(Source records)
________________________
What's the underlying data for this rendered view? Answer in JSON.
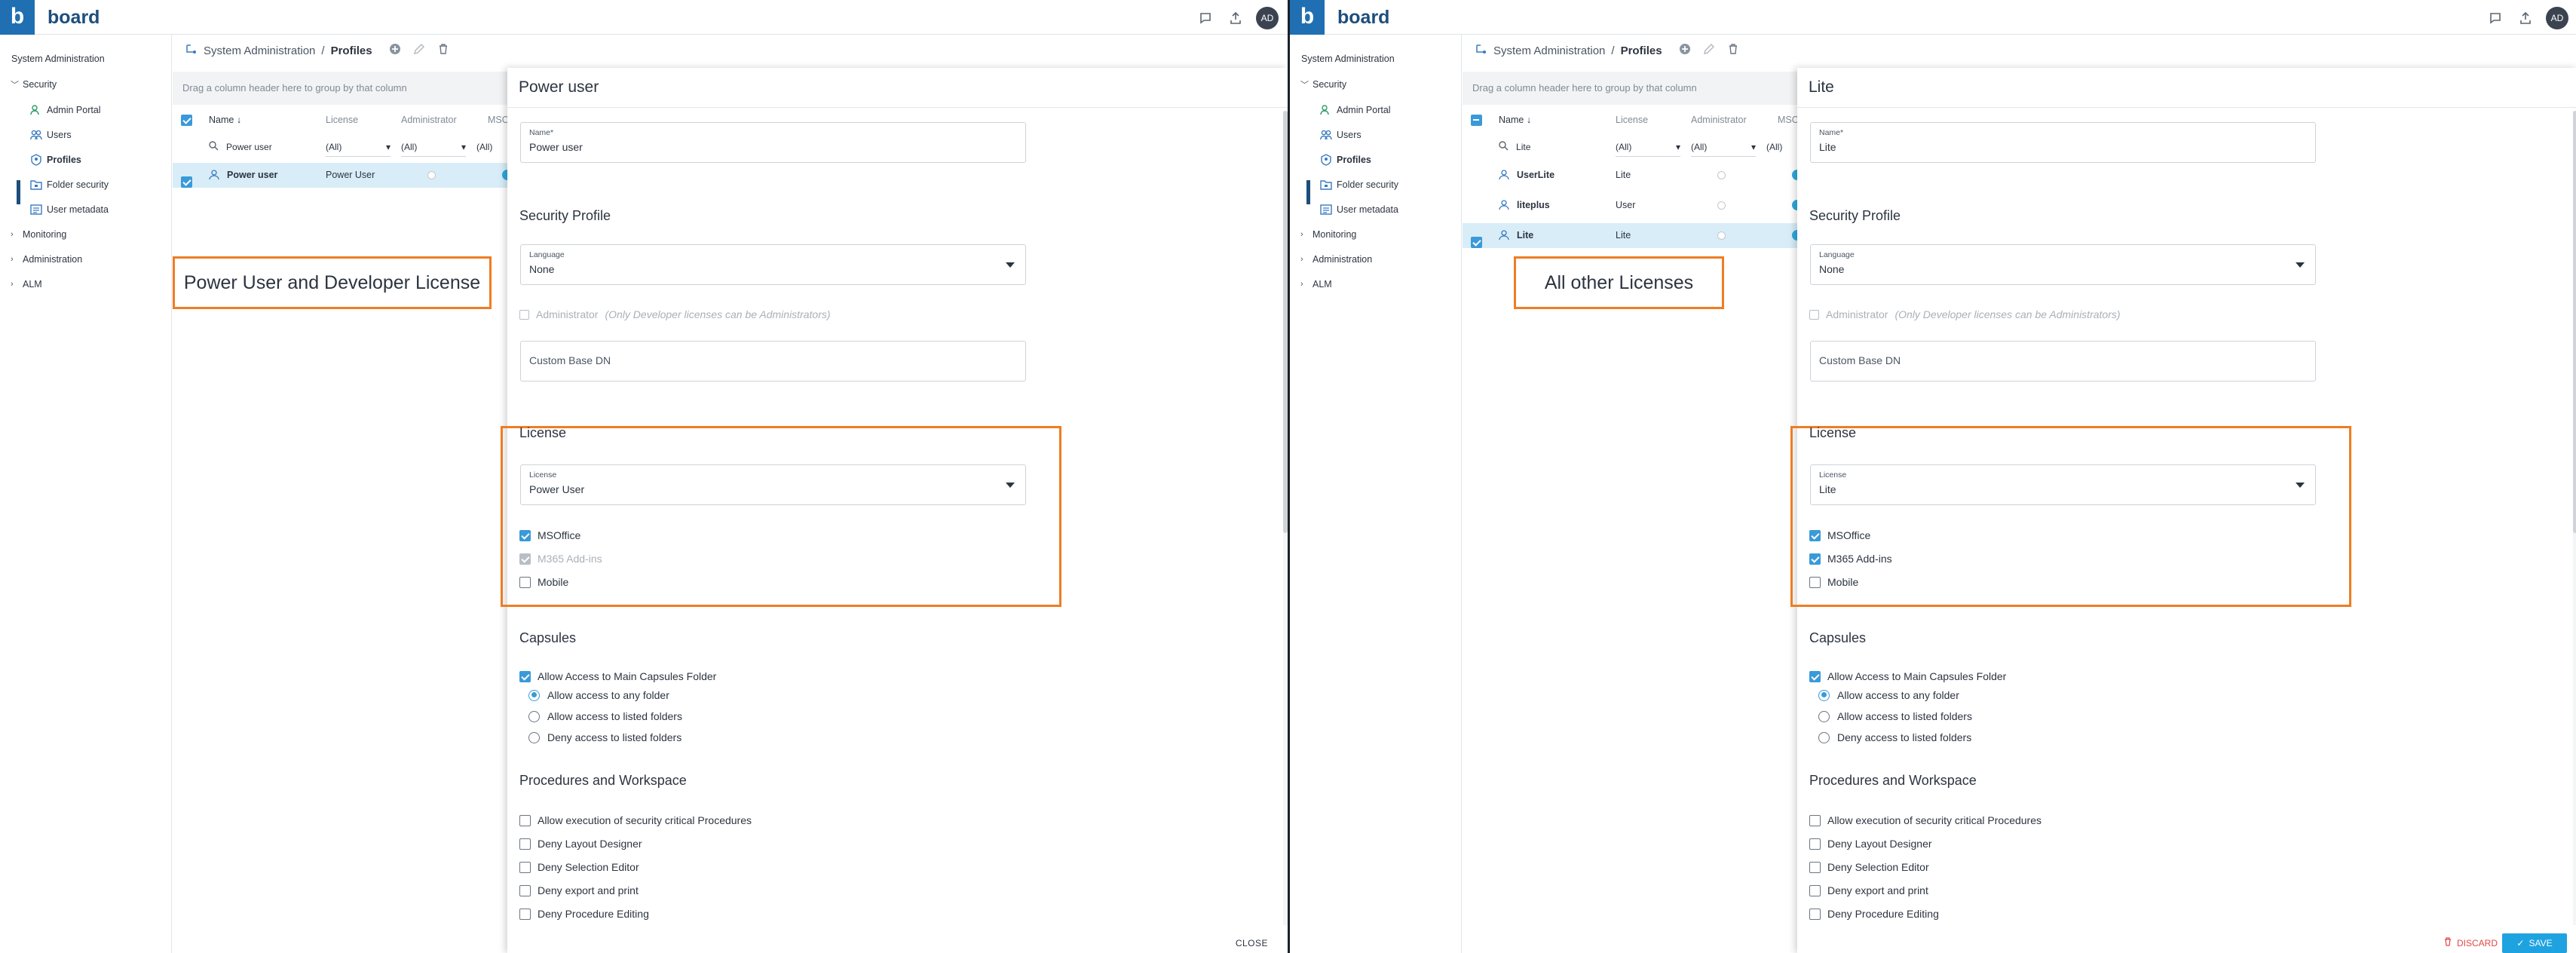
{
  "left": {
    "brand": {
      "logo_letter": "b",
      "logo_text": "board"
    },
    "avatar": "AD",
    "sidebar": {
      "title": "System Administration",
      "security": "Security",
      "items": [
        "Admin Portal",
        "Users",
        "Profiles",
        "Folder security",
        "User metadata"
      ],
      "monitoring": "Monitoring",
      "administration": "Administration",
      "alm": "ALM"
    },
    "breadcrumb": {
      "root": "System Administration",
      "sep": "/",
      "current": "Profiles"
    },
    "grid": {
      "group_hint": "Drag a column header here to group by that column",
      "headers": {
        "name": "Name",
        "license": "License",
        "administrator": "Administrator",
        "mso": "MSO"
      },
      "filter": {
        "name": "Power user",
        "license": "(All)",
        "administrator": "(All)",
        "mso": "(All)"
      },
      "rows": [
        {
          "name": "Power user",
          "license": "Power User"
        }
      ]
    },
    "annotation": "Power User and Developer License",
    "detail": {
      "title": "Power user",
      "name_label": "Name*",
      "name_value": "Power user",
      "security_profile": "Security Profile",
      "language_label": "Language",
      "language_value": "None",
      "admin_label": "Administrator",
      "admin_hint": "(Only Developer licenses can be Administrators)",
      "base_dn": "Custom Base DN",
      "license_section": "License",
      "license_label": "License",
      "license_value": "Power User",
      "msoffice": "MSOffice",
      "m365": "M365 Add-ins",
      "mobile": "Mobile",
      "capsules": "Capsules",
      "allow_main": "Allow Access to Main Capsules Folder",
      "radio_any": "Allow access to any folder",
      "radio_listed": "Allow access to listed folders",
      "radio_deny": "Deny access to listed folders",
      "procedures": "Procedures and Workspace",
      "proc_items": [
        "Allow execution of security critical Procedures",
        "Deny Layout Designer",
        "Deny Selection Editor",
        "Deny export and print",
        "Deny Procedure Editing"
      ],
      "close": "CLOSE"
    }
  },
  "right": {
    "brand": {
      "logo_letter": "b",
      "logo_text": "board"
    },
    "avatar": "AD",
    "sidebar": {
      "title": "System Administration",
      "security": "Security",
      "items": [
        "Admin Portal",
        "Users",
        "Profiles",
        "Folder security",
        "User metadata"
      ],
      "monitoring": "Monitoring",
      "administration": "Administration",
      "alm": "ALM"
    },
    "breadcrumb": {
      "root": "System Administration",
      "sep": "/",
      "current": "Profiles"
    },
    "grid": {
      "group_hint": "Drag a column header here to group by that column",
      "headers": {
        "name": "Name",
        "license": "License",
        "administrator": "Administrator",
        "mso": "MSO"
      },
      "filter": {
        "name": "Lite",
        "license": "(All)",
        "administrator": "(All)",
        "mso": "(All)"
      },
      "rows": [
        {
          "name": "UserLite",
          "license": "Lite"
        },
        {
          "name": "liteplus",
          "license": "User"
        },
        {
          "name": "Lite",
          "license": "Lite"
        }
      ]
    },
    "annotation": "All other Licenses",
    "detail": {
      "title": "Lite",
      "name_label": "Name*",
      "name_value": "Lite",
      "security_profile": "Security Profile",
      "language_label": "Language",
      "language_value": "None",
      "admin_label": "Administrator",
      "admin_hint": "(Only Developer licenses can be Administrators)",
      "base_dn": "Custom Base DN",
      "license_section": "License",
      "license_label": "License",
      "license_value": "Lite",
      "msoffice": "MSOffice",
      "m365": "M365 Add-ins",
      "mobile": "Mobile",
      "capsules": "Capsules",
      "allow_main": "Allow Access to Main Capsules Folder",
      "radio_any": "Allow access to any folder",
      "radio_listed": "Allow access to listed folders",
      "radio_deny": "Deny access to listed folders",
      "procedures": "Procedures and Workspace",
      "proc_items": [
        "Allow execution of security critical Procedures",
        "Deny Layout Designer",
        "Deny Selection Editor",
        "Deny export and print",
        "Deny Procedure Editing"
      ],
      "discard": "DISCARD",
      "save": "SAVE"
    }
  }
}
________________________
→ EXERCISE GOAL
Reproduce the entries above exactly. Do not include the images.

→ OUTPUT OF THE TASK
What's the underlying data for this rendered view? Answer in JSON.
{
  "left": {
    "brand": {
      "logo_letter": "b",
      "logo_text": "board"
    },
    "avatar": "AD",
    "sidebar": {
      "title": "System Administration",
      "security": "Security",
      "items": [
        "Admin Portal",
        "Users",
        "Profiles",
        "Folder security",
        "User metadata"
      ],
      "monitoring": "Monitoring",
      "administration": "Administration",
      "alm": "ALM"
    },
    "breadcrumb": {
      "root": "System Administration",
      "sep": "/",
      "current": "Profiles"
    },
    "grid": {
      "group_hint": "Drag a column header here to group by that column",
      "headers": {
        "name": "Name",
        "license": "License",
        "administrator": "Administrator",
        "mso": "MSO"
      },
      "filter": {
        "name": "Power user",
        "license": "(All)",
        "administrator": "(All)",
        "mso": "(All)"
      },
      "rows": [
        {
          "name": "Power user",
          "license": "Power User"
        }
      ]
    },
    "annotation": "Power User and Developer License",
    "detail": {
      "title": "Power user",
      "name_label": "Name*",
      "name_value": "Power user",
      "security_profile": "Security Profile",
      "language_label": "Language",
      "language_value": "None",
      "admin_label": "Administrator",
      "admin_hint": "(Only Developer licenses can be Administrators)",
      "base_dn": "Custom Base DN",
      "license_section": "License",
      "license_label": "License",
      "license_value": "Power User",
      "msoffice": "MSOffice",
      "m365": "M365 Add-ins",
      "mobile": "Mobile",
      "capsules": "Capsules",
      "allow_main": "Allow Access to Main Capsules Folder",
      "radio_any": "Allow access to any folder",
      "radio_listed": "Allow access to listed folders",
      "radio_deny": "Deny access to listed folders",
      "procedures": "Procedures and Workspace",
      "proc_items": [
        "Allow execution of security critical Procedures",
        "Deny Layout Designer",
        "Deny Selection Editor",
        "Deny export and print",
        "Deny Procedure Editing"
      ],
      "close": "CLOSE"
    }
  },
  "right": {
    "brand": {
      "logo_letter": "b",
      "logo_text": "board"
    },
    "avatar": "AD",
    "sidebar": {
      "title": "System Administration",
      "security": "Security",
      "items": [
        "Admin Portal",
        "Users",
        "Profiles",
        "Folder security",
        "User metadata"
      ],
      "monitoring": "Monitoring",
      "administration": "Administration",
      "alm": "ALM"
    },
    "breadcrumb": {
      "root": "System Administration",
      "sep": "/",
      "current": "Profiles"
    },
    "grid": {
      "group_hint": "Drag a column header here to group by that column",
      "headers": {
        "name": "Name",
        "license": "License",
        "administrator": "Administrator",
        "mso": "MSO"
      },
      "filter": {
        "name": "Lite",
        "license": "(All)",
        "administrator": "(All)",
        "mso": "(All)"
      },
      "rows": [
        {
          "name": "UserLite",
          "license": "Lite"
        },
        {
          "name": "liteplus",
          "license": "User"
        },
        {
          "name": "Lite",
          "license": "Lite"
        }
      ]
    },
    "annotation": "All other Licenses",
    "detail": {
      "title": "Lite",
      "name_label": "Name*",
      "name_value": "Lite",
      "security_profile": "Security Profile",
      "language_label": "Language",
      "language_value": "None",
      "admin_label": "Administrator",
      "admin_hint": "(Only Developer licenses can be Administrators)",
      "base_dn": "Custom Base DN",
      "license_section": "License",
      "license_label": "License",
      "license_value": "Lite",
      "msoffice": "MSOffice",
      "m365": "M365 Add-ins",
      "mobile": "Mobile",
      "capsules": "Capsules",
      "allow_main": "Allow Access to Main Capsules Folder",
      "radio_any": "Allow access to any folder",
      "radio_listed": "Allow access to listed folders",
      "radio_deny": "Deny access to listed folders",
      "procedures": "Procedures and Workspace",
      "proc_items": [
        "Allow execution of security critical Procedures",
        "Deny Layout Designer",
        "Deny Selection Editor",
        "Deny export and print",
        "Deny Procedure Editing"
      ],
      "discard": "DISCARD",
      "save": "SAVE"
    }
  }
}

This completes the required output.